What is the tone in "Hope is the Thing with Feathers" by Emily Dickinson?
With tone meaning the speaker's attitude toward the subject, the emotional coloring or meaning of a poem, the reader must consider the homiletic style that Dickinson uses in her poem "Hope is the Thing with Feathers." For, like the Psalms and religious hymns, there is a reverential and uplifting tone to this verse:
Hope is the thing with feathers
That perches in the soul
And sings the tune without the words
And never stops at all.
Thwn, too, there is something of the divine in this hope with feathers that rests within the soul--a reassuring thought, indeed, and reverential as it can withstand the storm, a storm that "must be sore" if it can "abash the little bird." Hope, "the thing with feathers,"-stands above the storm that attempts to damage. This hope abounds "in the chillest land" and "on the strangest sea" without demanding anything. It gives strength; it lifts the spirits with wings. The reader is reassured that hope gives without asking, for
...never in extremity
It asked a crumb of me.
In the first stanza of this poem, the tone is light-hearted. This is created through Dickinson's image of a bird, perched and singing a tune. By placing this bird inside the soul, Dickinson also creates a peaceful and almost-idyllic tone.
In second stanza, however, Dickinson talks about a "gale" and a "storm," which has a dramatic impact on the tone by turning it violent. This is further reinforced when Dickinson talks about how the bird is abashed as it faces this storm.
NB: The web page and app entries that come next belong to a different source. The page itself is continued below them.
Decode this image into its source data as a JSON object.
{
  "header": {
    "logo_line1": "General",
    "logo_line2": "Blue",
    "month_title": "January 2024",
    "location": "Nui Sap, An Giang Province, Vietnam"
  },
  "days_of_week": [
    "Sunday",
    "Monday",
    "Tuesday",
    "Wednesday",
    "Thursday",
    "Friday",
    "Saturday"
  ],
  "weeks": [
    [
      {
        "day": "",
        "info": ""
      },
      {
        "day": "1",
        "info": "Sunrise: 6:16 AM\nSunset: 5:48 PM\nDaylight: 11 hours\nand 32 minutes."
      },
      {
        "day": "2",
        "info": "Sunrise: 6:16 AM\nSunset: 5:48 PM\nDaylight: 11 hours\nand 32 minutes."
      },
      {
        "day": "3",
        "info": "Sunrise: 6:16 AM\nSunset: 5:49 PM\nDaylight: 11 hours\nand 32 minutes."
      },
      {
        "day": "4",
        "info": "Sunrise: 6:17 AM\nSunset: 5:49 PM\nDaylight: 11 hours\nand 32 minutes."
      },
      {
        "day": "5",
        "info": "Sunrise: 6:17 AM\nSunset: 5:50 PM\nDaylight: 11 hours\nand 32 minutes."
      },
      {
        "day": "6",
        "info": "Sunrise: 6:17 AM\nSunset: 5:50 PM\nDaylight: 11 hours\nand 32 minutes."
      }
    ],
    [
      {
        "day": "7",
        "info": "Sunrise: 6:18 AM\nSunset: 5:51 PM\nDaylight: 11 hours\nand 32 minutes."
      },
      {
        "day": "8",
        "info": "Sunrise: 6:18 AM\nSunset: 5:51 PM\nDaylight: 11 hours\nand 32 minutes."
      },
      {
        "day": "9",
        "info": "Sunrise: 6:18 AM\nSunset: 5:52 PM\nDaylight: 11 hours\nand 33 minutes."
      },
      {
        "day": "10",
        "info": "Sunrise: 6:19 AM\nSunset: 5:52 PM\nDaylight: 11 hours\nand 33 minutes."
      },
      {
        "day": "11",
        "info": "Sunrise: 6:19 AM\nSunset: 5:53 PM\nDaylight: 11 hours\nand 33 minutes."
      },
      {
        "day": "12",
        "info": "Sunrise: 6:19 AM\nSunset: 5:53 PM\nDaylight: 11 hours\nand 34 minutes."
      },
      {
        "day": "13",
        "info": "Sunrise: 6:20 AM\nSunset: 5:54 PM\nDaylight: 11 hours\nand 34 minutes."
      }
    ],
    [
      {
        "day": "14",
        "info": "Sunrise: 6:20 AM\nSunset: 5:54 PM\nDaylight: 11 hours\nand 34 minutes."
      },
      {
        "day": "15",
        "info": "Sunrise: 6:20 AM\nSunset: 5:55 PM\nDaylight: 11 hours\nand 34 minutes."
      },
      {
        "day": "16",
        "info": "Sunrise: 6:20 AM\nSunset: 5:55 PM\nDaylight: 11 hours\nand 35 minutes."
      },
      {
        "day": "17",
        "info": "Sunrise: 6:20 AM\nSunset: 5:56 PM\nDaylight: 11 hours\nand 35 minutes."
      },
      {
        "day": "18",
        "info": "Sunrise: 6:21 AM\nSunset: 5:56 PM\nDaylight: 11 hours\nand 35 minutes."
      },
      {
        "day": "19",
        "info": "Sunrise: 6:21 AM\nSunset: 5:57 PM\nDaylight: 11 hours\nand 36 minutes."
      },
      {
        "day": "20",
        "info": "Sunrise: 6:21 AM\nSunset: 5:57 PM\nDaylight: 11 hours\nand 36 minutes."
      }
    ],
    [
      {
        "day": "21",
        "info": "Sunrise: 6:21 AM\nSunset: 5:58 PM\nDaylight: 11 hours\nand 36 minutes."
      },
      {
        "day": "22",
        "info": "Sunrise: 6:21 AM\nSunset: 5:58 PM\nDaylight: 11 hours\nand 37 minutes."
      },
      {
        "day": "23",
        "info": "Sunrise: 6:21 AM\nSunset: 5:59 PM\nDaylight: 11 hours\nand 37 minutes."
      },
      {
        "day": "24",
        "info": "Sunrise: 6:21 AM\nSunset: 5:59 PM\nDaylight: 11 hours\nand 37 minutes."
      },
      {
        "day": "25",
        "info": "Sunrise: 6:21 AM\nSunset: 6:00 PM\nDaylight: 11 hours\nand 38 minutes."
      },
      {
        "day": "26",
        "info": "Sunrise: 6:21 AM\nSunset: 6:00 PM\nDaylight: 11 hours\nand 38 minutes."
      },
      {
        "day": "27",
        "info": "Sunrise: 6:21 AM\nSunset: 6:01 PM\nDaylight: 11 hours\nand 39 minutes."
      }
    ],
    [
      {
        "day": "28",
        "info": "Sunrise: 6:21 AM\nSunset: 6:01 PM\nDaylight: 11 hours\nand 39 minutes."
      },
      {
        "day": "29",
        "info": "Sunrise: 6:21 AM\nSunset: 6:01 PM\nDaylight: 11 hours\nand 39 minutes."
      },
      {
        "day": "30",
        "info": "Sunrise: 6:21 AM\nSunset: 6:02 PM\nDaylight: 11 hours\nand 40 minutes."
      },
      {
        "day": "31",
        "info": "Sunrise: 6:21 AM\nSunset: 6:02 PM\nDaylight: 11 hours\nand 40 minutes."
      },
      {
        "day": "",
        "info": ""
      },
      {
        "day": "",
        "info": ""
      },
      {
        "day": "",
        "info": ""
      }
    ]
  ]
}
In the final stanza, the gentle and light-hearted tone returns to the poem as Dickinson expresses her gratitude towards the bird. No matter what has happened, she says, the bird has never asked for anything from her, not even a "crumb." This expression of her gratitude adds sentimentality and sincerity to the poem's tone, leaving the reader with a sense that hope has indeed been restored.